That said – the inventory bounce might be very spectacular indeed. I wish to illustrate with an (admittedly) extreme example – the manufacturing of recreational motor boats (scornfully known in the Australian vernacular as “stink boats”).
Stink boats are obviously high value highly discretionary items – and they should be (and are) ground zero for the massive swings in discretionary consumption in the global economy. That said the issues in the stink boat industry are highly exacerbated by problems with “floor plan finance”.
Floor plan finance is the provision of finance to dealers (cars, boats, RVs, manufactured houses etc) to finance trading stock on the dealer’s floors. Floor plan finance has become more difficult to obtain and (far) more expensive – so dealers are responding in the rational manner which is to cut back floor stock.
By far the most extreme illustration I have seen is Brunswick Corp – the world’s biggest recreational boat maker. The stock has been a wild ride going from $45 to sub $2 and back to $8. It is operationally and financially levered to the centre of the storm…
End retail sales are down 25-40 percent – see this quote:
First, let me review some of the preliminary second quarter U.S. Marine industry data, starting with fiberglass, sterndrive, and inboard boats, which fell by 34%. In the prior two quarters, the rate of decline was higher, in the 45% to 47% range. In the second quarter of 2008, units fell by 35%. Outboard fiberglass boat retail unit demand fell 30% in the second quarter of 2009. In the previous two quarters, declines were higher, in the range of 40% to 41%. In the second quarter of 2008, units fell by 25%.However the dealers are choosing to reduce their floor-stock at least in part driven by the financing costs for this…

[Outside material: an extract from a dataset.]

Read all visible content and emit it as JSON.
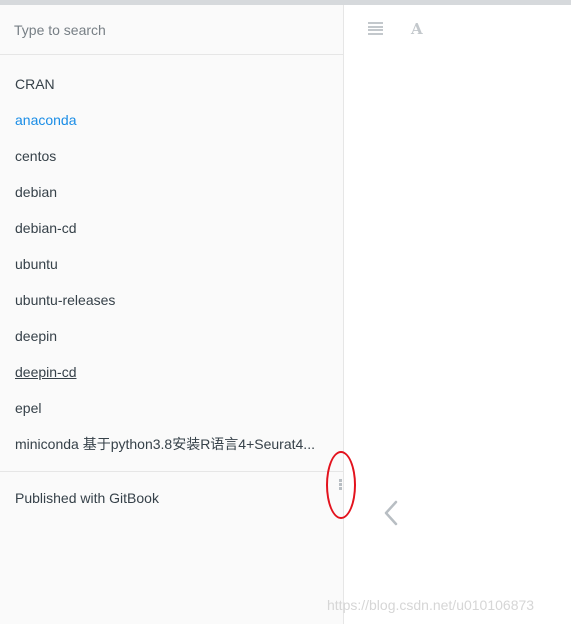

Now let's turn to some key factors that influenced our wholesale demand, that is, the boats we sold to our dealer network. In addition to the underlying retail demand, another factor that is having an effect on overall wholesale demand is the availability and cost of floorplan financing. Several traditional floorplan lenders have exited the market, or materially reduced their exposure, and the remaining lenders have imposed stricter lending criteria as they seek to protect the quality of their loan portfolios. Although Brunswick dealers continue to benefit from the financing availability provided by BAC, our joint venture with GE, beginning April 1, dealers became subject to revised terms, including higher financing costs and loan curtailment payments. These changes translate to higher costs for dealers to carry inventory, which has led Brunswick and our dealers to reassess and ultimately reduce wholesale orders. This will ultimately lead to a healthier marine environment, with lower inventory levels held in the dealer system.

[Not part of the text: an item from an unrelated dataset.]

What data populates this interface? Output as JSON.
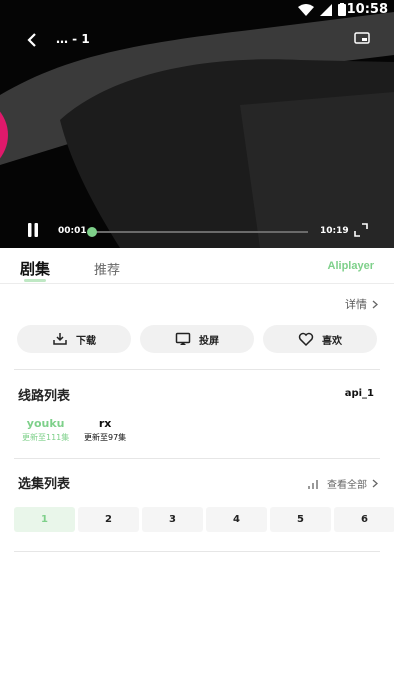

In response to these market factors, and our strategy to do all we can to protect our dealer network, we have reduced the number of units that we sold to dealers nearly 60% in the second quarter versus last year. This is the same percentage decline experienced in the first quarter of 2009.As a result of our reduced wholesale unit levels and the impact of higher discounts, Brunswick's boat segment sales declined by 77% in the second quarter, compared to the decline of 64% in the first quarter of 2009.
As we execute our strategy to maintain high levels of liquidity, and assist the dealer network in this weak Marine market, our production rates during the quarter were well below our wholesale unit sales. This lower network production reflected about a 75% decline in units produced versus the second quarter of 2008. This compares to our 60% decline in the second quarter wholesale units, which I have previously mentioned. More importantly, in our fiberglass boat businesses, our production levels were about 13% of our retail demand, and in our engine business, overall production was reduced by approximately 65%, this follows a 75% reduction in the first quarter.
This looks like a V-shaped recovery – at least for stink boat manufacturers.